Housing as Economic Imperative

WBUR reports today on a Metropolitan Area Planning Council presentation to state lawmakers on the dire need for housing supply to sustain the economy:

By 2040, Massachusetts will need about half a million additional residential units, analysts told lawmakers Tuesday as they advocated for increased housing production to go along with the state’s growing economy.

Metropolitan Area Planning Council assistant data services director Tim Reardon said most of this housing demand will be in urban areas, and two-thirds of it will be for multifamily housing, a type of development limited or discouraged in much of the state.

(emphasis added).

We recognize that development to accommodate new residents is often a controversial topic — in Roslindale and just about everywhere else in Greater Boston. Even where people recognize the crisis in general, they would much prefer that the solution happen somewhere else. But the need is there and the development will happen whether we like or not.

We do, however, have a critical choice to make: are we going to add another million cars to our already fully maxed out transportation infrastructure (2 cars per new housing unit) — another three or four million free parking spaces[1]? An extra hour (or two) added to the car commute downtown from inner ring suburbs?

Or we can go in another direction, and build with a dedicated focus on pedestrian/bike/transit access, and enhance all those other modes of moving around so that people who prefer not to be stuck in a motor vehicle for hours a day aren’t forced to.

Development, walkability, and vibrant streets and communities all can go hand-and-hand. Rather than fight to stop every new project, we believe we should speak up to make every new project better for the community.
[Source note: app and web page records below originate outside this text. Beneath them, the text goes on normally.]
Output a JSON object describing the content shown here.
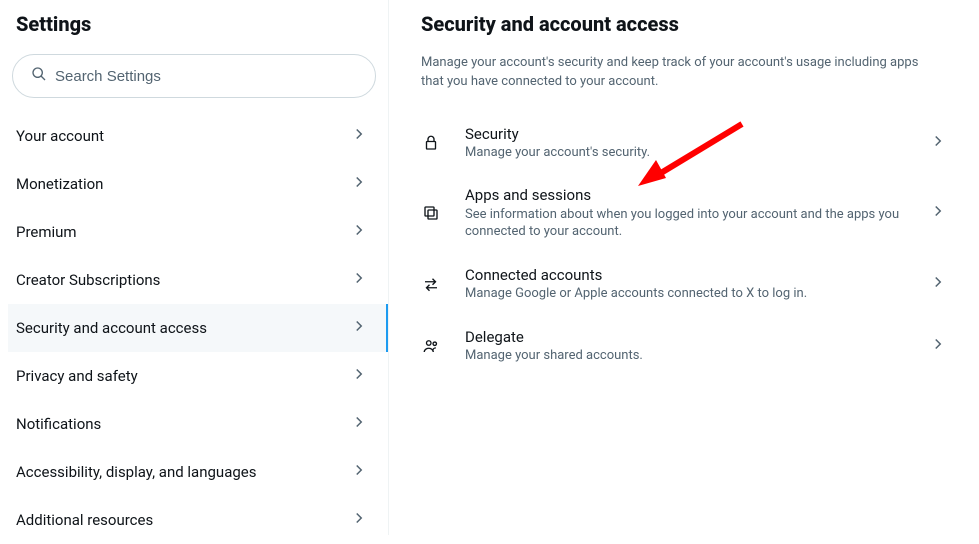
{
  "left": {
    "title": "Settings",
    "search_placeholder": "Search Settings",
    "items": [
      {
        "label": "Your account"
      },
      {
        "label": "Monetization"
      },
      {
        "label": "Premium"
      },
      {
        "label": "Creator Subscriptions"
      },
      {
        "label": "Security and account access"
      },
      {
        "label": "Privacy and safety"
      },
      {
        "label": "Notifications"
      },
      {
        "label": "Accessibility, display, and languages"
      },
      {
        "label": "Additional resources"
      }
    ]
  },
  "right": {
    "title": "Security and account access",
    "subtitle": "Manage your account's security and keep track of your account's usage including apps that you have connected to your account.",
    "rows": [
      {
        "title": "Security",
        "desc": "Manage your account's security."
      },
      {
        "title": "Apps and sessions",
        "desc": "See information about when you logged into your account and the apps you connected to your account."
      },
      {
        "title": "Connected accounts",
        "desc": "Manage Google or Apple accounts connected to X to log in."
      },
      {
        "title": "Delegate",
        "desc": "Manage your shared accounts."
      }
    ]
  }
}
We’re working on some development principles that we think will advance this goal, and hope our neighbors will join us in refining and then advancing those principles.
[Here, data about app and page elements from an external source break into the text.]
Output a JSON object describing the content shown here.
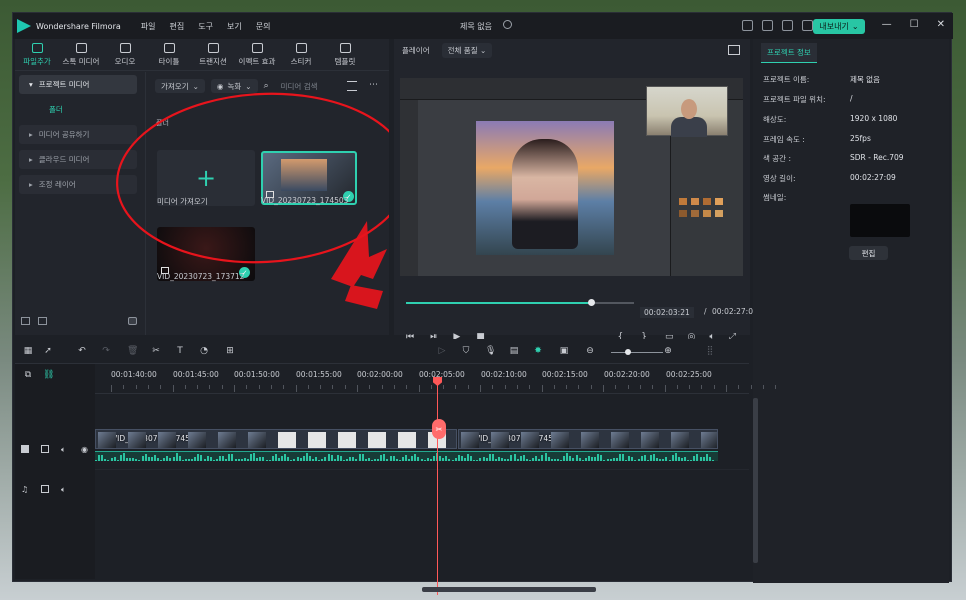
{
  "app": {
    "name": "Wondershare Filmora",
    "project_title": "제목 없음",
    "export_label": "내보내기"
  },
  "menu": [
    "파일",
    "편집",
    "도구",
    "보기",
    "문의"
  ],
  "library": {
    "tabs": [
      {
        "label": "파일추가",
        "icon": "media-icon"
      },
      {
        "label": "스톡 미디어",
        "icon": "stock-media-icon"
      },
      {
        "label": "오디오",
        "icon": "music-note-icon"
      },
      {
        "label": "타이틀",
        "icon": "title-T-icon"
      },
      {
        "label": "트랜지션",
        "icon": "transition-icon"
      },
      {
        "label": "이펙트 효과",
        "icon": "effects-icon"
      },
      {
        "label": "스티커",
        "icon": "sticker-icon"
      },
      {
        "label": "템플릿",
        "icon": "template-icon"
      }
    ],
    "sidebar": {
      "project_media": "프로젝트 미디어",
      "folder": "폴더",
      "items": [
        "미디어 공유하기",
        "클라우드 미디어",
        "조정 레이어"
      ]
    },
    "import_dropdown": "가져오기",
    "record_dropdown": "녹화",
    "search_placeholder": "미디어 검색",
    "folder_label": "폴더",
    "media": [
      {
        "label": "미디어 가져오기"
      },
      {
        "label": "VID_20230723_174503"
      },
      {
        "label": "VID_20230723_173712"
      }
    ]
  },
  "preview": {
    "player_label": "플레이어",
    "quality": "전체 품질",
    "progress": 0.81,
    "current_time": "00:02:03:21",
    "total_time": "00:02:27:09"
  },
  "info": {
    "tab": "프로젝트 정보",
    "rows": [
      {
        "label": "프로젝트 이름:",
        "value": "제목 없음"
      },
      {
        "label": "프로젝트 파일 위치:",
        "value": "/"
      },
      {
        "label": "해상도:",
        "value": "1920 x 1080"
      },
      {
        "label": "프레임 속도 :",
        "value": "25fps"
      },
      {
        "label": "색 공간 :",
        "value": "SDR - Rec.709"
      },
      {
        "label": "영상 길이:",
        "value": "00:02:27:09"
      },
      {
        "label": "썸네일:",
        "value": ""
      }
    ],
    "edit_label": "편집"
  },
  "timeline": {
    "ticks": [
      "00:01:40:00",
      "00:01:45:00",
      "00:01:50:00",
      "00:01:55:00",
      "00:02:00:00",
      "00:02:05:00",
      "00:02:10:00",
      "00:02:15:00",
      "00:02:20:00",
      "00:02:25:00"
    ],
    "clip_a": "VID_20230723_174503",
    "clip_b": "VID_20230723_174503"
  },
  "colors": {
    "accent": "#2fd0b0",
    "playhead": "#ff5858",
    "annotation": "#e8141c"
  }
}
Footnotes    (↵ returns to text)

  1. Land-use planner Victor Gruen estimates that every car has at least one parking space at home and three or four waiting elsewhere to serve the same car; Centers for the Urban Environment: Survival of the Cities, 1973, page 89; Further info: Podcast on the Gruen Effect

West Roxbury/Roslindale Bulletin Coverage of WalkUP Roslindale Efforts

Roslindale Bulletin BannerIn case you missed it on the (free) newstand, the West Roxbury/Roslindale Bulletin has run a couple of features on WalkUP Rozzie so far. The first appeared in late August as a general overview of this new organization; the second ran last week, covering the recent City Council hearing on the Rozzie Urban Wild vision. Check out both articles below:

Update on the Rozzie Urban Wild Effort

Roslindale Greenbelt Protection Overlay District
Roslindale Greenbelt Protection Overlay District

Last week, we posted about a Boston City Council hearing scheduled for this Monday on protecting and enhancing the American Legion Parkway area in Roslindale. Reports are that the hearing was wildly successful. Each neighbor’s testimony, whether by letter or personal appearance, was powerful, informative, and from the heart. Together, residents from around the area made this corridor neighborhood visible to the City. City Councilors Murphy, Wu, and O’Malley showed great enthusiasm for the project, and expressed willingness to facilitate multi-departmental collaboration on behalf of the project.

Below are additional maps to supplement the ones posted here earlier. Although the city Open Space Senior Planner indicated at the hearing that American Legion area was not “Greenbelt Protected,” these maps show that it is.

Other useful sources of information:

Maps

Maps Posted for Rozzie Urban Wild Protection Hearing

A few days back, we posted about a City Council Hearing on the “urban wild” land around American Legion highway. The entry has just been updated with detailed maps (reproduced below as well). Go check it out!